“The Greatest Generation”
Posted by PA1 Lauren Jorgensen, Thursday, November 10, 2011
Tom Brokaw described them as “The Greatest Generation”—the American men and women who endured the Great Depression, then went on to support World War II efforts through military or civilian service. These men and women not only characterized a generation, but also defined a nation.
As time passes, first-hand accounts of service and sacrifice during this heralded generation become as rare as they are vital.
Coast Guardsmen at Sector Detroit have an increasingly-unique opportunity to swap stories with David Walker, a Coast Guard veteran and living example of “The Greatest Generation,” on a fairly regular basis.
The decorated World War II vet served a combined total of 15 years in the Naval Reserve and on active duty in the Coast Guard, with almost five years afloat.

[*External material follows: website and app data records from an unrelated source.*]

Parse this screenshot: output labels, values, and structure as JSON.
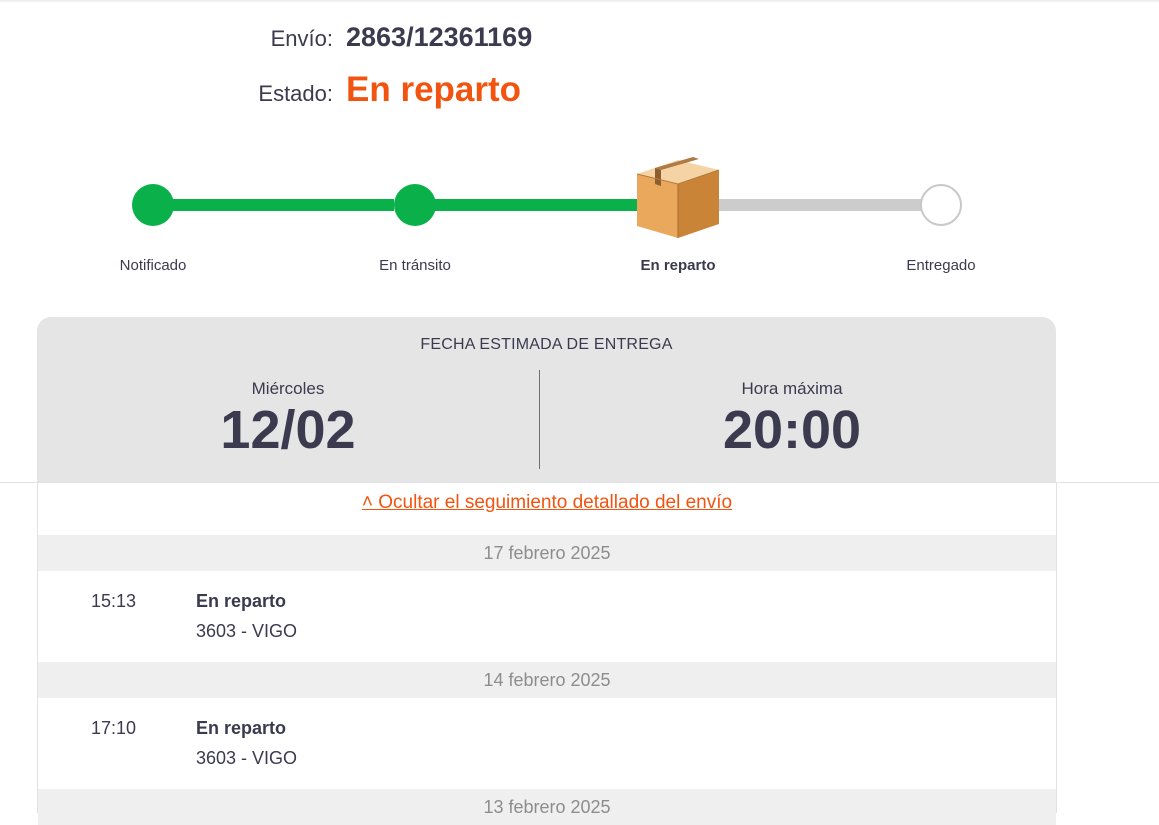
{
  "shipment": {
    "envio_label": "Envío:",
    "envio_value": "2863/12361169",
    "estado_label": "Estado:",
    "estado_value": "En reparto",
    "accent_color": "#f25410"
  },
  "tracker": {
    "steps": [
      {
        "label": "Notificado",
        "state": "done"
      },
      {
        "label": "En tránsito",
        "state": "done"
      },
      {
        "label": "En reparto",
        "state": "current",
        "icon": "package-box-icon"
      },
      {
        "label": "Entregado",
        "state": "pending"
      }
    ],
    "done_color": "#0ab14a",
    "pending_color": "#cccccc"
  },
  "estimate": {
    "title": "FECHA ESTIMADA DE ENTREGA",
    "day_label": "Miércoles",
    "date": "12/02",
    "hour_label": "Hora máxima",
    "hour": "20:00"
  },
  "detail": {
    "toggle_label": "˄ Ocultar el seguimiento detallado del envío",
    "groups": [
      {
        "date": "17 febrero 2025",
        "events": [
          {
            "time": "15:13",
            "status": "En reparto",
            "place": "3603 - VIGO"
          }
        ]
      },
      {
        "date": "14 febrero 2025",
        "events": [
          {
            "time": "17:10",
            "status": "En reparto",
            "place": "3603 - VIGO"
          }
        ]
      },
      {
        "date": "13 febrero 2025",
        "events": []
      }
    ]
  }
}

Walker was a watch supervisor in the communications department aboard the ship and was responsible for all inbound and outbound radio, light, and semaphore signaling. On March 1, 1943, he was part of a landing party on Guadalcanal and spent 30 days on the island as a unit radioman. While there he saw heavy combat and multiple airstrikes. Keeping survivors calm as they traveled home from island battles kept Walker moving forward during the war, he said.
More than 68 years later, Walker remains close to the Coast Guard. He frequently visits Sector Detroit and had an especially momentous day there Nov. 1, 2011, when he celebrated his 93rd birthday alongside his friends and shipmates.
Sector Detroit is incredibly lucky to have a true Coast Guard hero amongst the crew to honor, learn from and share memories with, said Petty Officer 3rd Class Charles Walsh, III, of Sector Detroit.